Registration as a Sex Offender or Sexual Predator

Vigorous Representation by a Tampa Attorney for People Charged with Sex Crimes

Florida has tough laws related to sex crimes. Many people are reluctant to register as sex offenders or sexual predators, but in Florida, you are required to register if you have been convicted of a sex crime. Failing to comply with the registration requirement can result in more jail or prison time. Within 48 hours of being released from prison or relocating in Tampa, people to whom Florida Statute section 943.0435 applies must register as a sex offender or sexual predator. At Hanlon Law, Tampa sex crime lawyer Will Hanlon can provide knowledgeable legal advice and representation in connection with sex crime charges and the sex offender registration requirement.

Registration as a Sex Offender or Sexual Predator

Under Florida Statute section 943.0435, a sexual offender is somebody who has been convicted of certain sex crimes in Florida or some other jurisdiction. Convictions that qualify you to register if you are an adult include sexual battery, kidnapping of a minor, prohibited sexual misconduct, luring a child, human trafficking, unlawful sexual activity with certain minors, selling a minor into sex trafficking, procuring a minor for prostitution, lewd or lascivious offenses involving people under 16 years old, video voyeurism involving a minor, sexual performance by a child, computer pornography, transmission of child pornography, transmission of material harmful to minors by electronic device, selling or purchasing underage people, racketeering that involves a sexual offense, and violations of similar laws in other jurisdictions when other criteria are met. For this statute to apply, a person whose conviction qualifies must have been released on or after October 1, 1997 from the punishment that was imposed.

"Sexual predators" is a designation for people who have been convicted of a sexually violent offense and also have been designated as sexual predators by written court order or civilly committed under the Jimmy Ryce Sexually Violent Predator Act if the court has designated them as such in writing. Sexual predators register under the requirements of a different code section.

Forty-eight hours after establishing residence in Florida, being released from prison, or being convicted for a qualifying offense if they were not imprisoned or jailed, a sex offender is supposed to report in person at the sheriff's office to register.

Registration requires you to give your name, date of birth, race, sex, social security number, eye color, hair color, height, weight, tattoos, palm prints, photo, employment information, address, vehicle identification information, email addresses and Internet identifiers, date and place of conviction, and a description of the crimes that you have committed, as well as other information. You are also supposed to give any information about professional licenses that you might have and any institutions of higher learning with which you are affiliated.

Within 48 hours of having any change in the vehicles that you have reported as part of your registration, you are supposed to report the changes to the sheriff's office. Similarly, if you make a change to your residential address or other identifying information like your phone number, you must report the change within 48 hours.

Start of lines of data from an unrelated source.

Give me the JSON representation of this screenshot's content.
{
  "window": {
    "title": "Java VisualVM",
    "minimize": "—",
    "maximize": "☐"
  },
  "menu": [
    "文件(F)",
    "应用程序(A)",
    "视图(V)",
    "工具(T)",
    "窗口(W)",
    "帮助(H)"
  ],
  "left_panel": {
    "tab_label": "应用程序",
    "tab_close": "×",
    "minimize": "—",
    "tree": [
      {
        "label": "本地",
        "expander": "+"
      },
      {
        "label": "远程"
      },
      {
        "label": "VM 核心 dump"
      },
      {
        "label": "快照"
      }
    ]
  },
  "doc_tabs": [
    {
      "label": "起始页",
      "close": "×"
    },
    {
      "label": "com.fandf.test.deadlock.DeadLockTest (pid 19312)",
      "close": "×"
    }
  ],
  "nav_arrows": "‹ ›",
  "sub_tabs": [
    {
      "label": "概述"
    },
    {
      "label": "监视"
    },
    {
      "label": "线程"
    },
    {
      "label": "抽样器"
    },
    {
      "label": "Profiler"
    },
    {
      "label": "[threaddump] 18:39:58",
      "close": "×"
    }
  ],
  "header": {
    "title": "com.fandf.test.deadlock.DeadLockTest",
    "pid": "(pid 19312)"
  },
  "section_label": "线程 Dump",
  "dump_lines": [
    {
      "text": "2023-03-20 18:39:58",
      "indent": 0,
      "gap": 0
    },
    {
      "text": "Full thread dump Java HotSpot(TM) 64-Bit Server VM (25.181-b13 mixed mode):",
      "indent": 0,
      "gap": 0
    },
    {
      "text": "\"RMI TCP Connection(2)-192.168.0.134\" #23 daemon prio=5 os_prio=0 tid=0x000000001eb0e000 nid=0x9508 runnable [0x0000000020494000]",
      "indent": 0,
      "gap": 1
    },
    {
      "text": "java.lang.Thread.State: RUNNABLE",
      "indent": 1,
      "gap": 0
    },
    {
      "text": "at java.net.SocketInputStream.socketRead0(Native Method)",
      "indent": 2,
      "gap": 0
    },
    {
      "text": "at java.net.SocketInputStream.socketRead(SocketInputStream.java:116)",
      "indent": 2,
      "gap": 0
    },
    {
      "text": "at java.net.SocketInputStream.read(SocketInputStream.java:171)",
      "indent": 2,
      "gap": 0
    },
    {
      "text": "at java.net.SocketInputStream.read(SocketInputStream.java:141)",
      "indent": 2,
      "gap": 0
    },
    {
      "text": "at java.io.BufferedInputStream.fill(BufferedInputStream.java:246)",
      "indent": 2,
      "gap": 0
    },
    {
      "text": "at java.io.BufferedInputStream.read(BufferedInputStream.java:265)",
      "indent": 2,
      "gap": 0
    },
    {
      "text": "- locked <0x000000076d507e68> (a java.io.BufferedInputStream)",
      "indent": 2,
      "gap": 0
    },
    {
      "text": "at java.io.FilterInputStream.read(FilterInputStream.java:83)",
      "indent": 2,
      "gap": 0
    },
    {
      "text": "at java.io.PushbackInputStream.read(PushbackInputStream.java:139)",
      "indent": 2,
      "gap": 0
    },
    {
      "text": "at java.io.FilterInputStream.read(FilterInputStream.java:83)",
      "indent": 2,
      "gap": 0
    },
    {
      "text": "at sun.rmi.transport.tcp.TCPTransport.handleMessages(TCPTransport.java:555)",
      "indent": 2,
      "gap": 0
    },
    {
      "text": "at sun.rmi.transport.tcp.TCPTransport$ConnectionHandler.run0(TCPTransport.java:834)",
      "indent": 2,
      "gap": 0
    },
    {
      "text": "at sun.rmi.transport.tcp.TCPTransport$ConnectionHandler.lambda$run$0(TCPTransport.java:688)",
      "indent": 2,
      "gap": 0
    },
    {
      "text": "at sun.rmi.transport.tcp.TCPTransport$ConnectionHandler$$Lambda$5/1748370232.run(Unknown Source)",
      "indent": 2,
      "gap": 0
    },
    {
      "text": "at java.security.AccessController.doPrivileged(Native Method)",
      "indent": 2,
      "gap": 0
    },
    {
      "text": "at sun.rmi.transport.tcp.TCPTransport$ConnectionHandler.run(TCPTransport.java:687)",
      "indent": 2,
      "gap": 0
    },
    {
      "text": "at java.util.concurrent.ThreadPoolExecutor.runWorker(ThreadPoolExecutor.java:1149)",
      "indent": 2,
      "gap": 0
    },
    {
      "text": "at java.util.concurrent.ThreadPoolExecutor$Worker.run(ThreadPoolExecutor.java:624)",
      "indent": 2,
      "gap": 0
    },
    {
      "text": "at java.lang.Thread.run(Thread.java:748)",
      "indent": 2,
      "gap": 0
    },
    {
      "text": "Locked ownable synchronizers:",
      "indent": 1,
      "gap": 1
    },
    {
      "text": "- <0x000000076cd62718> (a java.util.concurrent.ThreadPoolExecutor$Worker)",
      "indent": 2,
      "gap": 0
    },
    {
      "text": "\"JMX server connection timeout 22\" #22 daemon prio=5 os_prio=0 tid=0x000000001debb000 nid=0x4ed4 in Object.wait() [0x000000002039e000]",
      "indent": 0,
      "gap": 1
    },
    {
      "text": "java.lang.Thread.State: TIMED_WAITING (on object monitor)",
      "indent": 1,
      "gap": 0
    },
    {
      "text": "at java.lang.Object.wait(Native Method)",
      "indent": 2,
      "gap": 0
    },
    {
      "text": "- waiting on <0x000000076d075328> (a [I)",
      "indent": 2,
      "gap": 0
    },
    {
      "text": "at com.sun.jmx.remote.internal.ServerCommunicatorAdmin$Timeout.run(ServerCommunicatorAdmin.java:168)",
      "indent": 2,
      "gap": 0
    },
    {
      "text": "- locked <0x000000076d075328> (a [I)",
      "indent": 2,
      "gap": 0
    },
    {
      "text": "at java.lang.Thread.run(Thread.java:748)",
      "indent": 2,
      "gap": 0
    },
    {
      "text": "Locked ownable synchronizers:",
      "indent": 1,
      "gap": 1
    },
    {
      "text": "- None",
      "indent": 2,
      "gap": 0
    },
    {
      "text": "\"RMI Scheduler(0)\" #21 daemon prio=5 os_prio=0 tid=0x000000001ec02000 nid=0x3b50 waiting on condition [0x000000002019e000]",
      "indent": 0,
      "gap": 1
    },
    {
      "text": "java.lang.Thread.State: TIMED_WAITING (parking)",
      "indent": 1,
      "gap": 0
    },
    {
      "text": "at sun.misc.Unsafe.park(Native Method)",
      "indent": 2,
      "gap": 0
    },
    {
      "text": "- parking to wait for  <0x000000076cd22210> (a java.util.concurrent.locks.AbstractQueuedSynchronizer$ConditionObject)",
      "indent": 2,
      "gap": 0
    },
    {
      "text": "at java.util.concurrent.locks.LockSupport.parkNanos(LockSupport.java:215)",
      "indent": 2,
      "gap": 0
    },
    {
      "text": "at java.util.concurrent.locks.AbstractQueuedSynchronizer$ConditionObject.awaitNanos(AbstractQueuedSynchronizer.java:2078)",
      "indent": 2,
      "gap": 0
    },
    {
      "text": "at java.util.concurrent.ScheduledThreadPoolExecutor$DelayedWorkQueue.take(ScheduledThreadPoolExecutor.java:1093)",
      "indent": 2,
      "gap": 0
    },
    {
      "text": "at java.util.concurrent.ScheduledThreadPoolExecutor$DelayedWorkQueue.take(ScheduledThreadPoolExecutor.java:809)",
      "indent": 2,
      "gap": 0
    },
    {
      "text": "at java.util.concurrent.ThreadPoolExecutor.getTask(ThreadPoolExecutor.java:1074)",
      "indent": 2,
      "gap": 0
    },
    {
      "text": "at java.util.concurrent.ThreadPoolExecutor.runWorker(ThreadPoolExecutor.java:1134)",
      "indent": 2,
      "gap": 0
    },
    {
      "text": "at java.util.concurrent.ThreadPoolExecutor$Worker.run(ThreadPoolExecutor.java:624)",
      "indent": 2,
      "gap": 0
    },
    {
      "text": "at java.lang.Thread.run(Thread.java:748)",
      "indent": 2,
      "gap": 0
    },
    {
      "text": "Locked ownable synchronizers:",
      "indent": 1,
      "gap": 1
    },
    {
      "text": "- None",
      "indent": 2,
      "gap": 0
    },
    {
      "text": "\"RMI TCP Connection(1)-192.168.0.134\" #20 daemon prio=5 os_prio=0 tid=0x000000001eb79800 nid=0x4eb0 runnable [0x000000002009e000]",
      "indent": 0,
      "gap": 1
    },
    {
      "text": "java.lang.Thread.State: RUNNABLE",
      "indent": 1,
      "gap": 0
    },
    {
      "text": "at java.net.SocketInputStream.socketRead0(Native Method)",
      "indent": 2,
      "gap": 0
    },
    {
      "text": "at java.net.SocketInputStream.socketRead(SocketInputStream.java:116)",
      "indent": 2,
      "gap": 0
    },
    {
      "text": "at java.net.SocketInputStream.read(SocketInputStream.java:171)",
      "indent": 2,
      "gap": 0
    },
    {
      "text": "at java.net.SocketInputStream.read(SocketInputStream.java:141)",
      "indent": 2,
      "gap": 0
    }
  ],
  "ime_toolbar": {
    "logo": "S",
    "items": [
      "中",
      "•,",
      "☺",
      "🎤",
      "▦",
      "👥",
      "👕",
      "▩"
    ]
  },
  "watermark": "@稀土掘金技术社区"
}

The sheriff is supposed to take a photo, fingerprint you, and take palm prints. This information is forwarded to the Florida Department of Law Enforcement (FDLE).

Within the same 48-hour period, you need to report to the Department of Highway Safety and Motor Vehicles and get or secure an identification card. You will need to identify yourself as a sex offender, give certain information, and submit to having your photo taken.

Sex offenders who do not comply with the registration requirements are in danger of being charged for a felony of the third degree. Simply registering after you have been arrested or arraigned for not registering will not be considered a defense.

With some exceptions, sex offenders are supposed to keep their registration for their whole life unless they have gotten a full pardon or had their conviction set aside in a post-conviction proceeding. However, in certain limited situations, you can be considered for removal from the registration requirement.

Get Assistance from a Compassionate Sex Crime Lawyer in Tampa

If you need to register as a sex offender in Tampa, you need to take the requirements related to registration seriously. It can be helpful to discuss your situation with an attorney and seek legal advice or representation related both to a charge of a sex crime and to any requirements if you are convicted. Our founder, Will Hanlon, provides a tough, aggressive defense to people accused of sex crimes. He strives to provide responsive and personalized representation. Call Hanlon Law at 813-228-7095 or use our online form to set up an appointment if you need a rape defense lawyer or representation in fighting other sex crime charges.